Beyond Homelessness: Christian Faith in a Culture of Displacement by Steven Bouma-Prediger and Brian J. Walsh. This insightful and thorough work examines the changing dynamics of home and culture, engaging the various factors related to how we understand the concept of "home" in a world full of homelessness in many forms. One key factor, the authors suggest, are buildings - "The built environment is one of the most enduring ways in which we put our worldviews into action." Buildings say something about culture and are integral in creating, sustaining, and at times removing, a sense of home.

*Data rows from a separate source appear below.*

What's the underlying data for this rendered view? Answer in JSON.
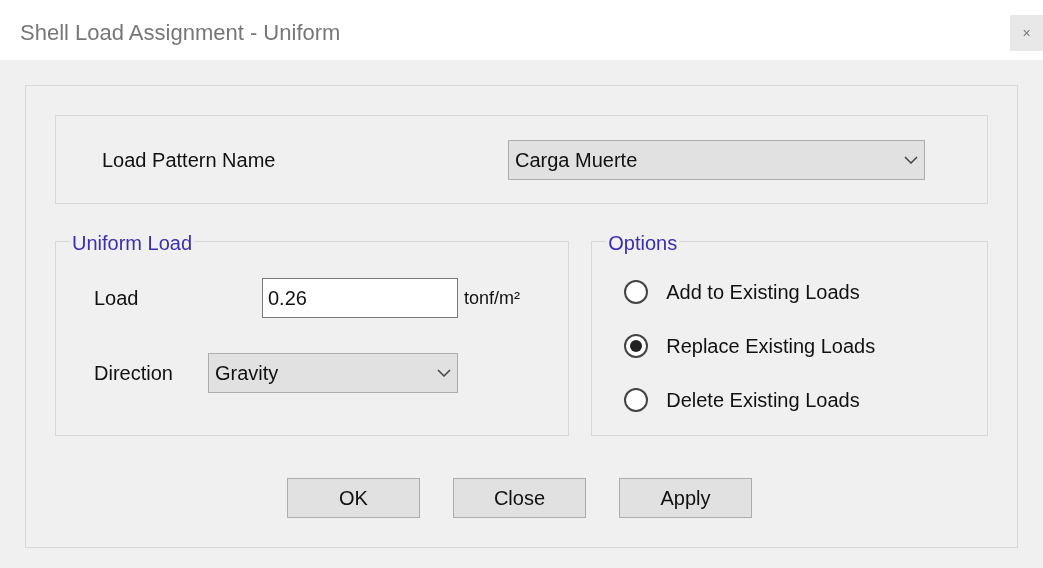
{
  "window": {
    "title": "Shell Load Assignment - Uniform",
    "close": "×"
  },
  "load_pattern": {
    "label": "Load Pattern Name",
    "value": "Carga Muerte"
  },
  "uniform_load": {
    "title": "Uniform Load",
    "load_label": "Load",
    "load_value": "0.26",
    "unit": "tonf/m²",
    "direction_label": "Direction",
    "direction_value": "Gravity"
  },
  "options": {
    "title": "Options",
    "items": [
      {
        "label": "Add to Existing Loads",
        "selected": false
      },
      {
        "label": "Replace Existing Loads",
        "selected": true
      },
      {
        "label": "Delete Existing Loads",
        "selected": false
      }
    ]
  },
  "buttons": [
    "OK",
    "Close",
    "Apply"
  ]
}
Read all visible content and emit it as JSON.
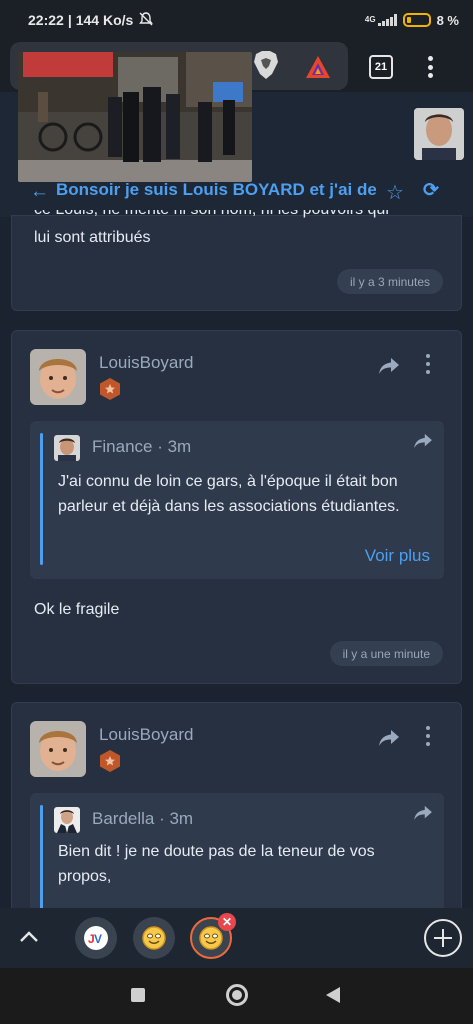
{
  "status_bar": {
    "time": "22:22",
    "speed": "144 Ko/s",
    "network": "4G",
    "battery": "8 %"
  },
  "browser": {
    "tab_count": "21"
  },
  "topic": {
    "title": "Bonsoir je suis Louis BOYARD et j'ai de"
  },
  "posts": [
    {
      "body_line_cut": "ce Louis, ne mente ni son nom, ni les pouvoirs qui",
      "body_line": "lui sont attribués",
      "time": "il y a 3 minutes"
    },
    {
      "author": "LouisBoyard",
      "quote": {
        "author_time": "Finance · 3m",
        "text": "J'ai connu de loin ce gars, à l'époque il était bon parleur et déjà dans les associations étudiantes.",
        "more": "Voir plus"
      },
      "body": "Ok le fragile",
      "time": "il y a une minute"
    },
    {
      "author": "LouisBoyard",
      "quote": {
        "author_time": "Bardella · 3m",
        "text": "Bien dit ! je ne doute pas de la teneur de vos propos,"
      }
    }
  ],
  "bottom_bar": {
    "tab1_icon": "jv-logo-icon",
    "tab2_icon": "smiley-icon",
    "tab3_icon": "smiley-icon"
  },
  "colors": {
    "accent": "#4d9ff0",
    "background": "#1b2330",
    "card": "#263041",
    "badge": "#c0572a"
  }
}
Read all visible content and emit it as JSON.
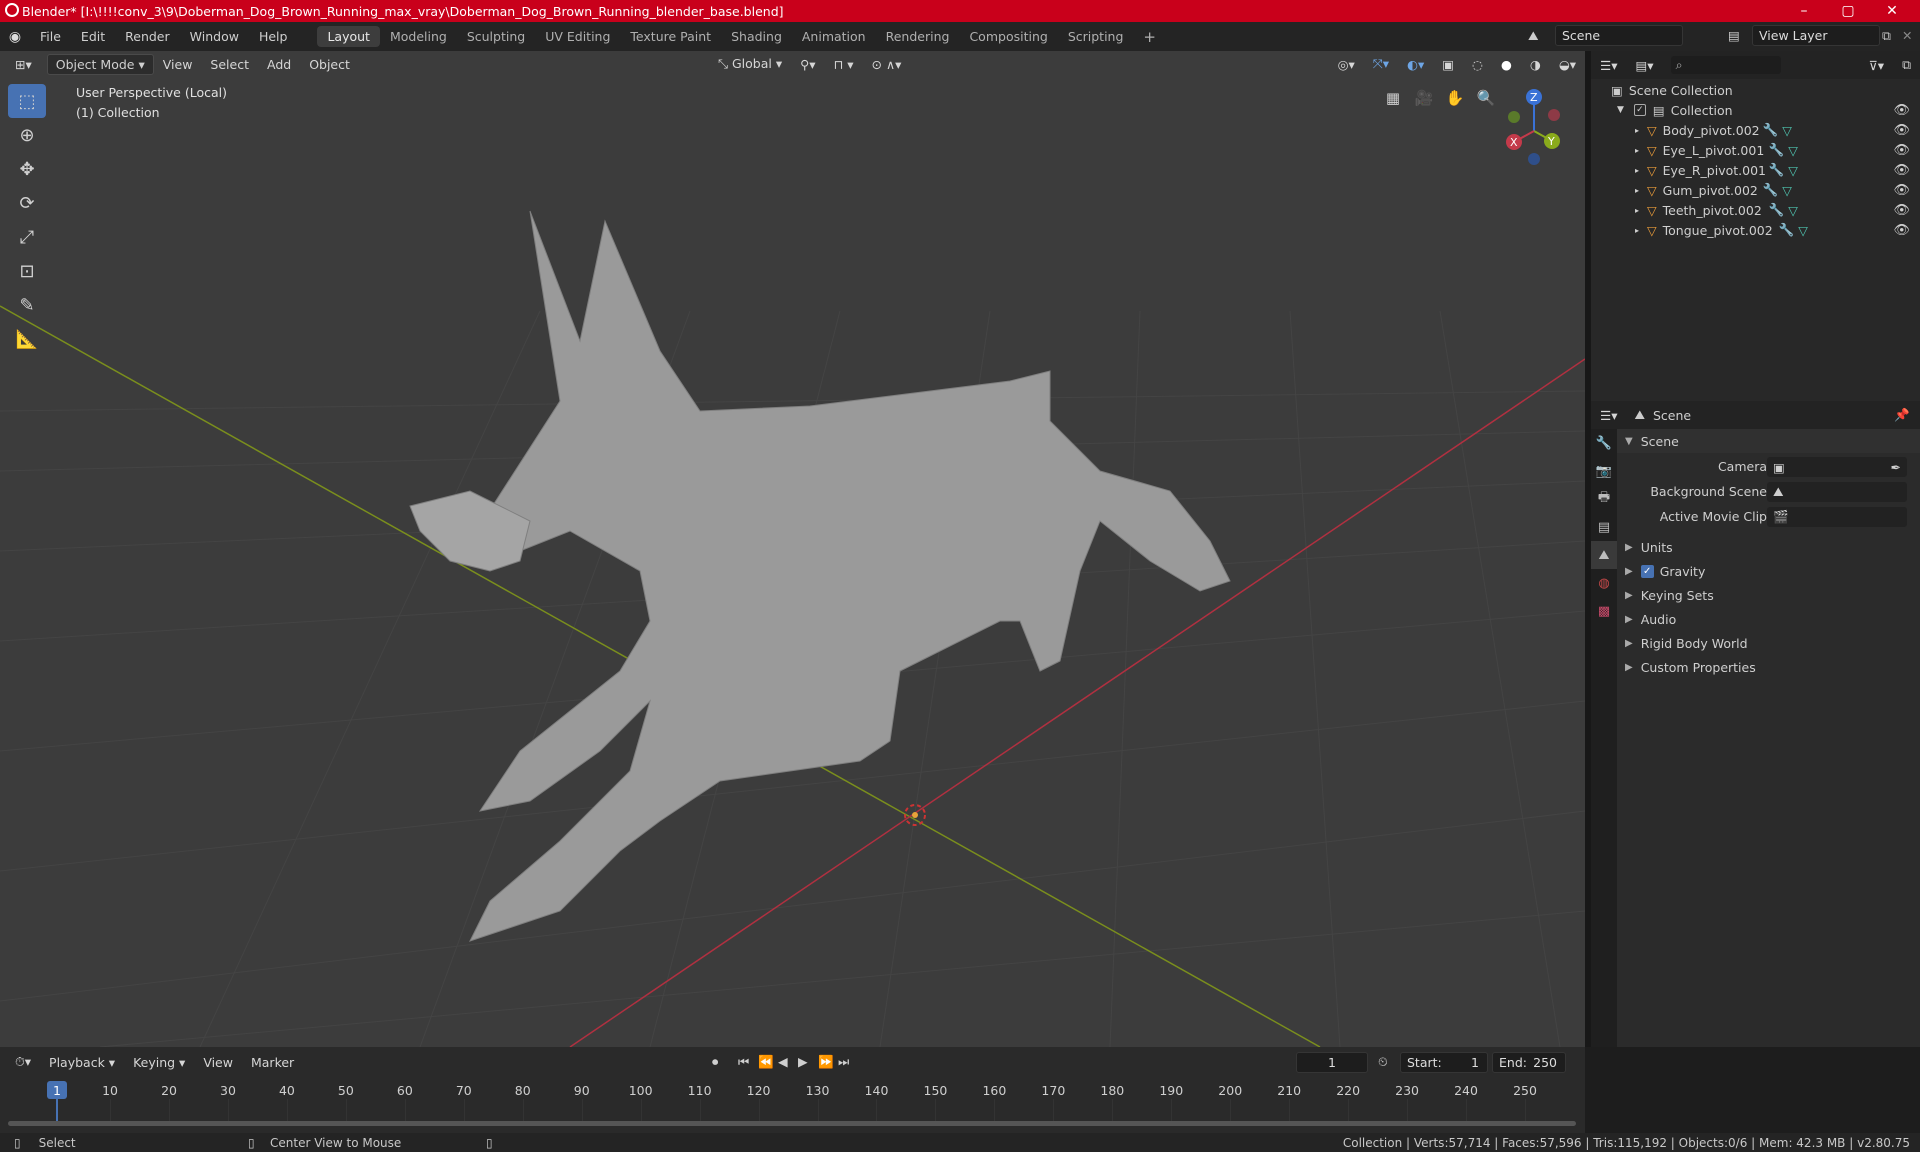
{
  "window": {
    "title": "Blender* [I:\\!!!!conv_3\\9\\Doberman_Dog_Brown_Running_max_vray\\Doberman_Dog_Brown_Running_blender_base.blend]",
    "controls": [
      "–",
      "▢",
      "✕"
    ]
  },
  "menu": [
    "File",
    "Edit",
    "Render",
    "Window",
    "Help"
  ],
  "workspaces": [
    "Layout",
    "Modeling",
    "Sculpting",
    "UV Editing",
    "Texture Paint",
    "Shading",
    "Animation",
    "Rendering",
    "Compositing",
    "Scripting"
  ],
  "scene_field": "Scene",
  "view_layer_field": "View Layer",
  "viewport": {
    "mode": "Object Mode",
    "menus": [
      "View",
      "Select",
      "Add",
      "Object"
    ],
    "transform_orientation": "Global",
    "overlay_text_line1": "User Perspective (Local)",
    "overlay_text_line2": "(1) Collection",
    "gizmo_axes": [
      "X",
      "Y",
      "Z"
    ],
    "colors": {
      "x_axis": "#c43a4a",
      "y_axis": "#8aab1c",
      "z_axis": "#3a72d6",
      "active_tool": "#4772b3"
    }
  },
  "outliner": {
    "root": "Scene Collection",
    "collection": "Collection",
    "objects": [
      "Body_pivot.002",
      "Eye_L_pivot.001",
      "Eye_R_pivot.001",
      "Gum_pivot.002",
      "Teeth_pivot.002",
      "Tongue_pivot.002"
    ]
  },
  "properties": {
    "context": "Scene",
    "panel": "Scene",
    "fields": [
      {
        "label": "Camera"
      },
      {
        "label": "Background Scene"
      },
      {
        "label": "Active Movie Clip"
      }
    ],
    "sections": [
      "Units",
      "Gravity",
      "Keying Sets",
      "Audio",
      "Rigid Body World",
      "Custom Properties"
    ],
    "gravity_checked": true
  },
  "timeline": {
    "menus": [
      "Playback",
      "Keying",
      "View",
      "Marker"
    ],
    "current_frame": "1",
    "start_label": "Start:",
    "start": "1",
    "end_label": "End:",
    "end": "250",
    "ticks": [
      "1",
      "10",
      "20",
      "30",
      "40",
      "50",
      "60",
      "70",
      "80",
      "90",
      "100",
      "110",
      "120",
      "130",
      "140",
      "150",
      "160",
      "170",
      "180",
      "190",
      "200",
      "210",
      "220",
      "230",
      "240",
      "250"
    ]
  },
  "statusbar": {
    "left": "Select",
    "middle": "Center View to Mouse",
    "right": "Collection | Verts:57,714 | Faces:57,596 | Tris:115,192 | Objects:0/6 | Mem: 42.3 MB | v2.80.75"
  }
}
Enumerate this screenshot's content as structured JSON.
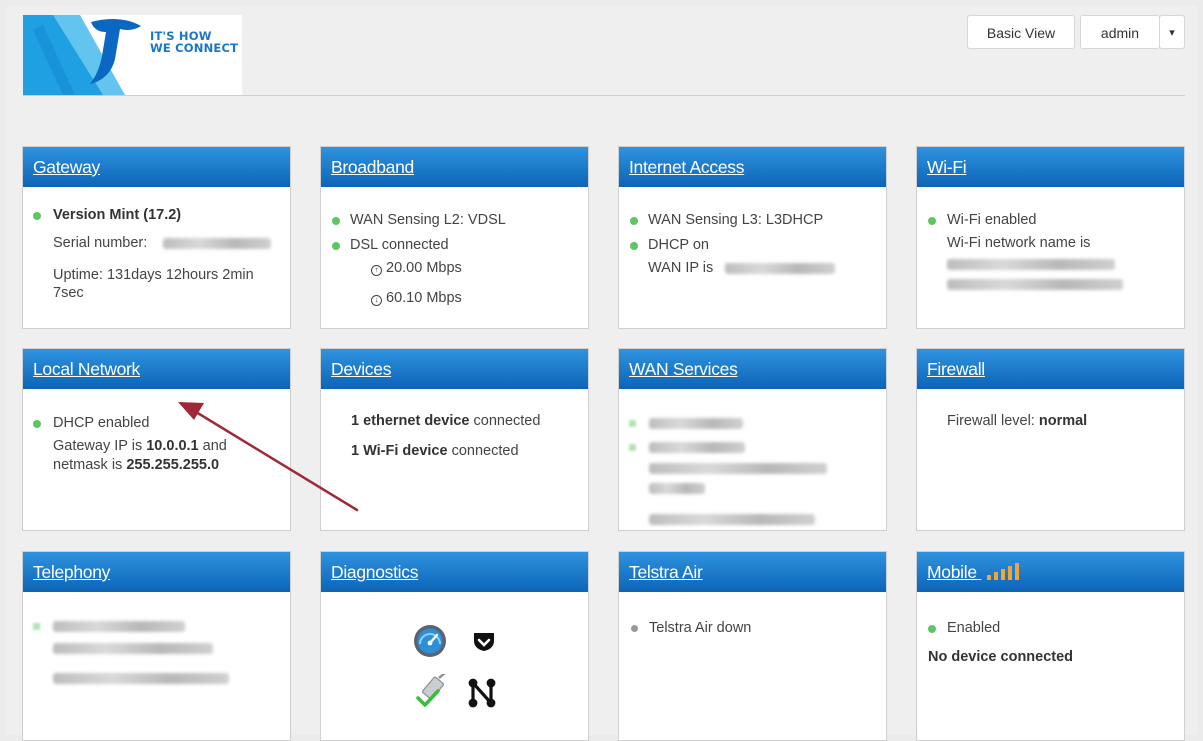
{
  "header": {
    "logo_line1": "IT'S HOW",
    "logo_line2": "WE CONNECT",
    "basic_view": "Basic View",
    "user": "admin",
    "caret": "▾"
  },
  "colors": {
    "brand_blue": "#0c64b6",
    "accent_green": "#5cc760",
    "arrow": "#a02838"
  },
  "gateway": {
    "title": "Gateway",
    "version": "Version Mint (17.2)",
    "serial_label": "Serial number:",
    "uptime_1": "Uptime: 131days 12hours 2min",
    "uptime_2": "7sec"
  },
  "broadband": {
    "title": "Broadband",
    "wan_sensing": "WAN Sensing L2: VDSL",
    "dsl": "DSL connected",
    "upload": "20.00 Mbps",
    "download": "60.10 Mbps"
  },
  "internet": {
    "title": "Internet Access",
    "wan_sensing": "WAN Sensing L3: L3DHCP",
    "dhcp": "DHCP on",
    "wan_ip_label": "WAN IP is"
  },
  "wifi": {
    "title": "Wi-Fi",
    "enabled": "Wi-Fi enabled",
    "network_label": "Wi-Fi network name is"
  },
  "local": {
    "title": "Local Network",
    "dhcp": "DHCP enabled",
    "gw_prefix": "Gateway IP is ",
    "gw_ip": "10.0.0.1",
    "gw_suffix": " and",
    "mask_prefix": "netmask is ",
    "mask": "255.255.255.0"
  },
  "devices": {
    "title": "Devices",
    "eth_count": "1 ethernet device",
    "wifi_count": "1 Wi-Fi device",
    "connected": " connected"
  },
  "wan_services": {
    "title": "WAN Services"
  },
  "firewall": {
    "title": "Firewall",
    "level_label": "Firewall level: ",
    "level": "normal"
  },
  "telephony": {
    "title": "Telephony"
  },
  "diagnostics": {
    "title": "Diagnostics"
  },
  "telstra_air": {
    "title": "Telstra Air",
    "status": "Telstra Air down"
  },
  "mobile": {
    "title": "Mobile",
    "enabled": "Enabled",
    "no_device": "No device connected",
    "signal_bars": 5
  }
}
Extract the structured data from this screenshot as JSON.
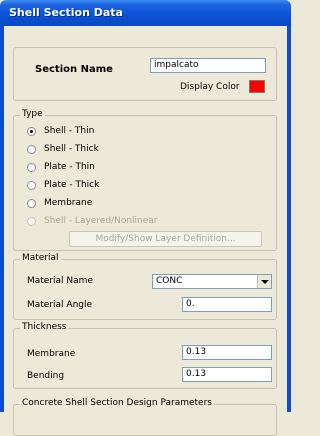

Having just moved back to my hometown of Abbotsford, a suburb of Vancouver, I've been reflecting on this concept on several levels. Personally, we are establishing our family home in a new house. It's helpful to consider how our physical house relates to our settling into a feeling of home. Our physical house reflects what we value in establishing our home. As a broader community, Abbotsford continues to grow, both in population and architecture. Home to nearly 140,000 people - very diverse people! - Abbotsford's continuing development of houses and buildings invariably says something about the community. Recent debate around a supportive housing project illustrates the connection between buildings and values.
Quoting environmentalist David Orr, this comment from Beyond Homelessness should challenge us all to a greater awareness of buildings and culture:
We "must begin to see our houses, buildings, farms, businesses, energy technologies, transportation, landscapes, and communities in much the same way that we regard classrooms. In fact, they instruct us in more fundamental ways because they structure what we see, how we move, what we eat, our sense of time and space, how we relate to each other, our sense of security, and how we experience the particular places in which we live." Buildings have pedagogical power. Whether one lives in a traditional longhouse, a split-level rancher in a North American suburb, a public-housing apartment in Toronto, an old-order Mennonite community, or a clan compound in Nigeria, it will profoundly shape how one experiences the world. But each of these dwellings, each of these built environments, is itself an expression of the vision of life, the overarching narrative, the guiding symbols, and the cultural practices of those who had the power to construct these sites of habitation.
What are you learning from the buildings in your community?